A year after the Polish Constitutional Tribunal’s ruling that de facto banned abortion, the European Parliament called on the government in Warsaw on Thursday (11 November) to lift the ban that puts women’s lives at risk.
In a resolution “The first anniversary of the de facto abortion ban in Poland ” adopted by 373 votes in favour, 124 against and 55 abstentions, MEPs called on the Polish government to ensure that no more women in Poland die because of this restrictive law.
The vote came following the death of a pregnant Polish woman in early November – who her family said died of septic shock after doctors waited for her unborn baby’s heart to stop beating – which electrified the abortion debate in the country and beyond.
Following her death, tens of thousands of people demonstrated on Saturday (6 November) in Warsaw and dozens of other Polish cities to denounce a nine-month-old abortion law blamed for claiming the life of a pregnant mother, organisers said.
On 22 October 2020, the Polish Constitutional Tribunal ruled that the provision of the 1993 Act on Conditions of Termination of Pregnancy was unconstitutional.
This act allowed abortions to take place in cases where a prenatal test or other medical considerations had indicated a high probability of a severe and irreversible foetal defect or an incurable illness that threatened the foetus’ life.
This entailed a de facto abortion ban, as the vast majority of legal abortions in Poland were based on these grounds.
Following the last 10 months, only 300 Polish women accessed abortion services in hospitals on the grounds of a threat to life and health.

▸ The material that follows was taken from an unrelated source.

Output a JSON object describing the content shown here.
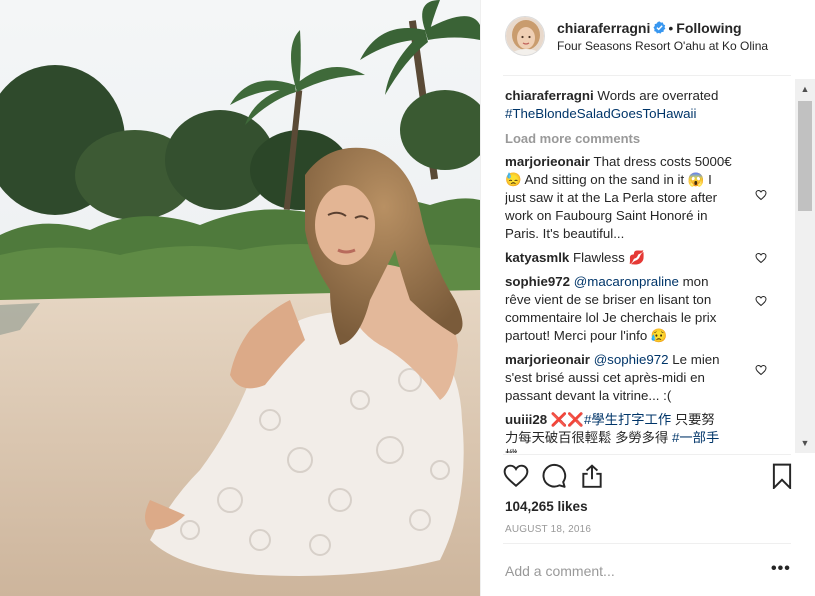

Over the past year, Abortion Without Borders has helped 34,000 women from Poland access an abortion, which represents only a fraction of the total number of Polish women needing support to access this service.
On 20 October, during the plenary debate on the first anniversary of the de facto abortion ban in Poland, Equality Commissioner Helena Dalli, called on the member states to “ensure the respect of their obligations in line with international human rights law”.
“We stand in solidarity with the women in Poland who have shown resistance and resilience. Strong women’s rights are an asset for the whole of the European Union”.
The European Court of Human Rights has recognised the lack of access to abortion services as a violation of the right to family and private life.
Dalli also highlighted that the EU has no competence on abortion rights in a member state, and called on EU countries to “respect fundamental rights, which bind them by virtue of their national constitutions and commitments under international law”.
Samira Rafaela, a Dutch MEP from Renew group, said that “the anti-abortion law in Poland has been exceptionally harmful and changed the daily lives of Polish women and girls”.
“Thousands of women have crossed borders to Germany, England, the Netherlands and Belgium – amidst a pandemic, may I remind everyone. The Polish government has no respect for fundamental rights. They neglect women, they disregard our bodies, and they put women’s lives at risk,” Rafaela said.
Sirpa Pietikäinen, a Christian Democrat Finish MEP, called the Polish law “gross and aggravated offence to women’s rights” and warned that “we also need to keep a very close eye on what is happening in the other member states, for example in Slovakia”.
Therefore MEPs urged the Polish government to swiftly and fully guarantee access to safe, legal and free abortion services for all women.
EU lawmakers expressed concerns that, due to this restrictive legislation, women have to seek unsafe abortions, travel abroad to obtain abortions or carry their pregnancy to term against their will, including in cases of fatal foetal impairment.
Parliament thus called on member states to cooperate more effectively to facilitate cross-border access to abortion, for example by granting Polish women access to a free and safe abortion in other national healthcare systems.
Furthermore, MEPs condemned the increasingly hostile and violent environment for women human rights defenders in Poland and called on the Polish authorities to guarantee their right to express themselves publicly without fear of repercussions or threats.
They also strongly criticised the disproportionate use of violence against protesters by law enforcement and urged the Polish authorities to ensure that those who attack protesters are held accountable for their actions.
Highlighting that the ruling on abortion is yet another example of the political takeover of the judiciary and the systemic collapse of the rule of law in Poland, MEPs asked the Council to include this issue in its investigation into the rule of law situation in Poland by expanding the scope of its hearings.
[Edited by Zoran Radosavljevic]